[DATASET ENTRIES]
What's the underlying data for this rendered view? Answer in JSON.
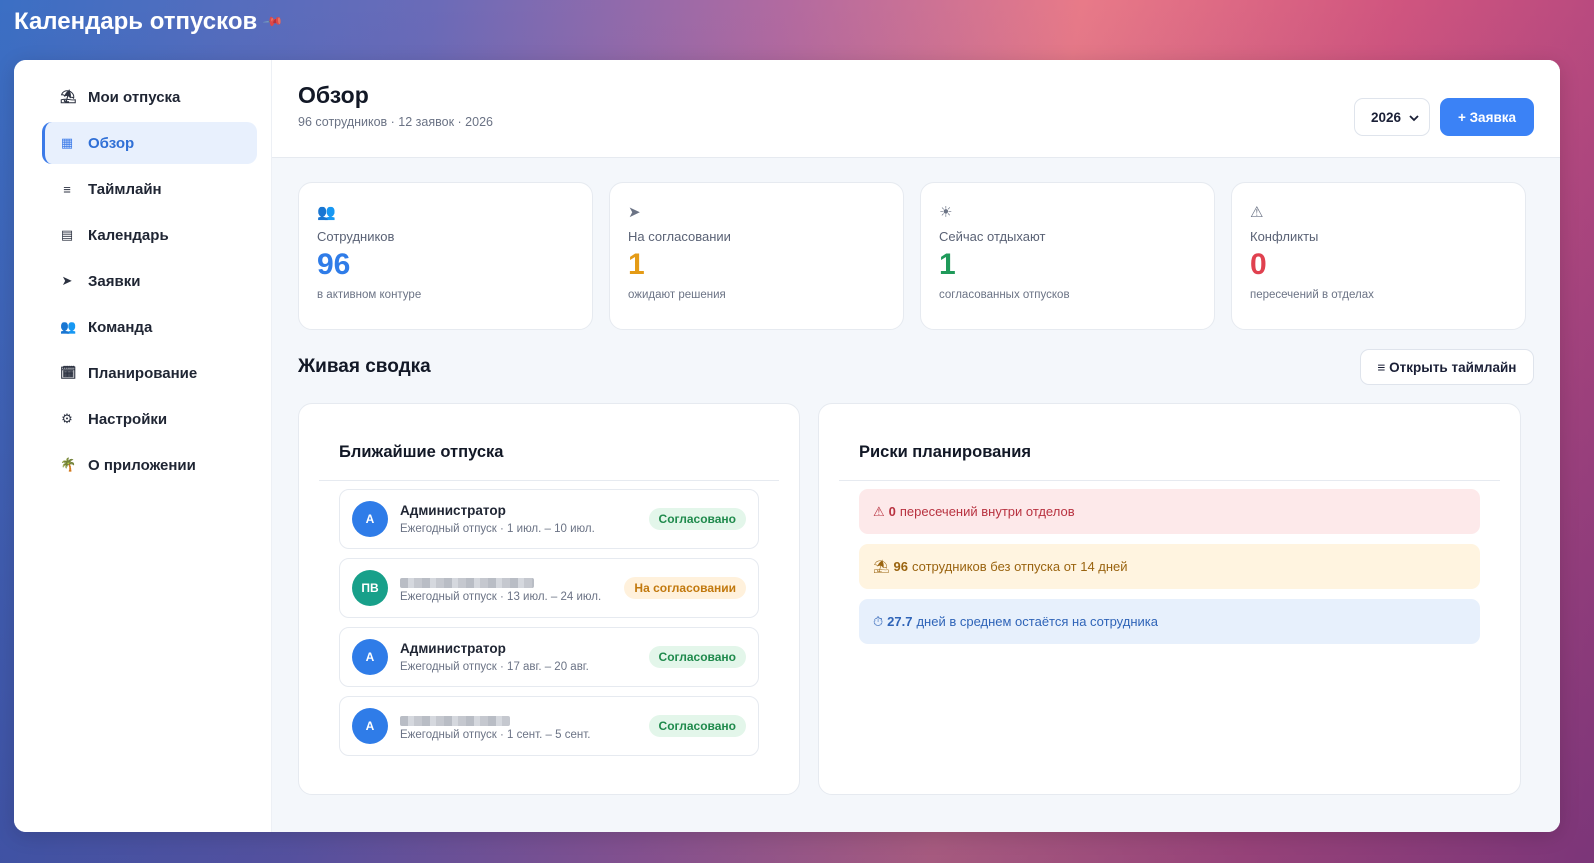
{
  "app": {
    "title": "Календарь отпусков",
    "pin_icon": "pin-icon"
  },
  "sidebar": {
    "items": [
      {
        "label": "Мои отпуска",
        "icon": "⛱"
      },
      {
        "label": "Обзор",
        "icon": "▦"
      },
      {
        "label": "Таймлайн",
        "icon": "≡"
      },
      {
        "label": "Календарь",
        "icon": "▤"
      },
      {
        "label": "Заявки",
        "icon": "➤"
      },
      {
        "label": "Команда",
        "icon": "👥"
      },
      {
        "label": "Планирование",
        "icon": "🗓"
      },
      {
        "label": "Настройки",
        "icon": "⚙"
      },
      {
        "label": "О приложении",
        "icon": "🌴"
      }
    ],
    "active_index": 1
  },
  "header": {
    "title": "Обзор",
    "subtitle": "96 сотрудников · 12 заявок · 2026",
    "year": "2026",
    "new_request_label": "+ Заявка"
  },
  "stats": [
    {
      "icon": "👥",
      "label": "Сотрудников",
      "value": "96",
      "note": "в активном контуре",
      "color": "#2f7ce8"
    },
    {
      "icon": "➤",
      "label": "На согласовании",
      "value": "1",
      "note": "ожидают решения",
      "color": "#e49b16"
    },
    {
      "icon": "☀",
      "label": "Сейчас отдыхают",
      "value": "1",
      "note": "согласованных отпусков",
      "color": "#1f9a5a"
    },
    {
      "icon": "⚠",
      "label": "Конфликты",
      "value": "0",
      "note": "пересечений в отделах",
      "color": "#e0414f"
    }
  ],
  "summary": {
    "title": "Живая сводка",
    "open_timeline_label": "≡ Открыть таймлайн"
  },
  "upcoming": {
    "title": "Ближайшие отпуска",
    "items": [
      {
        "initials": "А",
        "name": "Администратор",
        "meta": "Ежегодный отпуск · 1 июл. – 10 июл.",
        "status": "Согласовано",
        "avatar_color": "#2f7ce8"
      },
      {
        "initials": "ПВ",
        "name": "",
        "meta": "Ежегодный отпуск · 13 июл. – 24 июл.",
        "status": "На согласовании",
        "avatar_color": "#18a08a"
      },
      {
        "initials": "А",
        "name": "Администратор",
        "meta": "Ежегодный отпуск · 17 авг. – 20 авг.",
        "status": "Согласовано",
        "avatar_color": "#2f7ce8"
      },
      {
        "initials": "А",
        "name": "",
        "meta": "Ежегодный отпуск · 1 сент. – 5 сент.",
        "status": "Согласовано",
        "avatar_color": "#2f7ce8"
      }
    ]
  },
  "risks": {
    "title": "Риски планирования",
    "items": [
      {
        "icon": "⚠",
        "value": "0",
        "text": "пересечений внутри отделов"
      },
      {
        "icon": "⛱",
        "value": "96",
        "text": "сотрудников без отпуска от 14 дней"
      },
      {
        "icon": "⏱",
        "value": "27.7",
        "text": "дней в среднем остаётся на сотрудника"
      }
    ]
  }
}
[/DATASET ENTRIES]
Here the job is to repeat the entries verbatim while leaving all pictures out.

What's the underlying data for this rendered view? Answer in JSON.
{
  "app": {
    "title": "Календарь отпусков",
    "pin_icon": "pin-icon"
  },
  "sidebar": {
    "items": [
      {
        "label": "Мои отпуска",
        "icon": "⛱"
      },
      {
        "label": "Обзор",
        "icon": "▦"
      },
      {
        "label": "Таймлайн",
        "icon": "≡"
      },
      {
        "label": "Календарь",
        "icon": "▤"
      },
      {
        "label": "Заявки",
        "icon": "➤"
      },
      {
        "label": "Команда",
        "icon": "👥"
      },
      {
        "label": "Планирование",
        "icon": "🗓"
      },
      {
        "label": "Настройки",
        "icon": "⚙"
      },
      {
        "label": "О приложении",
        "icon": "🌴"
      }
    ],
    "active_index": 1
  },
  "header": {
    "title": "Обзор",
    "subtitle": "96 сотрудников · 12 заявок · 2026",
    "year": "2026",
    "new_request_label": "+ Заявка"
  },
  "stats": [
    {
      "icon": "👥",
      "label": "Сотрудников",
      "value": "96",
      "note": "в активном контуре",
      "color": "#2f7ce8"
    },
    {
      "icon": "➤",
      "label": "На согласовании",
      "value": "1",
      "note": "ожидают решения",
      "color": "#e49b16"
    },
    {
      "icon": "☀",
      "label": "Сейчас отдыхают",
      "value": "1",
      "note": "согласованных отпусков",
      "color": "#1f9a5a"
    },
    {
      "icon": "⚠",
      "label": "Конфликты",
      "value": "0",
      "note": "пересечений в отделах",
      "color": "#e0414f"
    }
  ],
  "summary": {
    "title": "Живая сводка",
    "open_timeline_label": "≡ Открыть таймлайн"
  },
  "upcoming": {
    "title": "Ближайшие отпуска",
    "items": [
      {
        "initials": "А",
        "name": "Администратор",
        "meta": "Ежегодный отпуск · 1 июл. – 10 июл.",
        "status": "Согласовано",
        "avatar_color": "#2f7ce8"
      },
      {
        "initials": "ПВ",
        "name": "",
        "meta": "Ежегодный отпуск · 13 июл. – 24 июл.",
        "status": "На согласовании",
        "avatar_color": "#18a08a"
      },
      {
        "initials": "А",
        "name": "Администратор",
        "meta": "Ежегодный отпуск · 17 авг. – 20 авг.",
        "status": "Согласовано",
        "avatar_color": "#2f7ce8"
      },
      {
        "initials": "А",
        "name": "",
        "meta": "Ежегодный отпуск · 1 сент. – 5 сент.",
        "status": "Согласовано",
        "avatar_color": "#2f7ce8"
      }
    ]
  },
  "risks": {
    "title": "Риски планирования",
    "items": [
      {
        "icon": "⚠",
        "value": "0",
        "text": "пересечений внутри отделов"
      },
      {
        "icon": "⛱",
        "value": "96",
        "text": "сотрудников без отпуска от 14 дней"
      },
      {
        "icon": "⏱",
        "value": "27.7",
        "text": "дней в среднем остаётся на сотрудника"
      }
    ]
  }
}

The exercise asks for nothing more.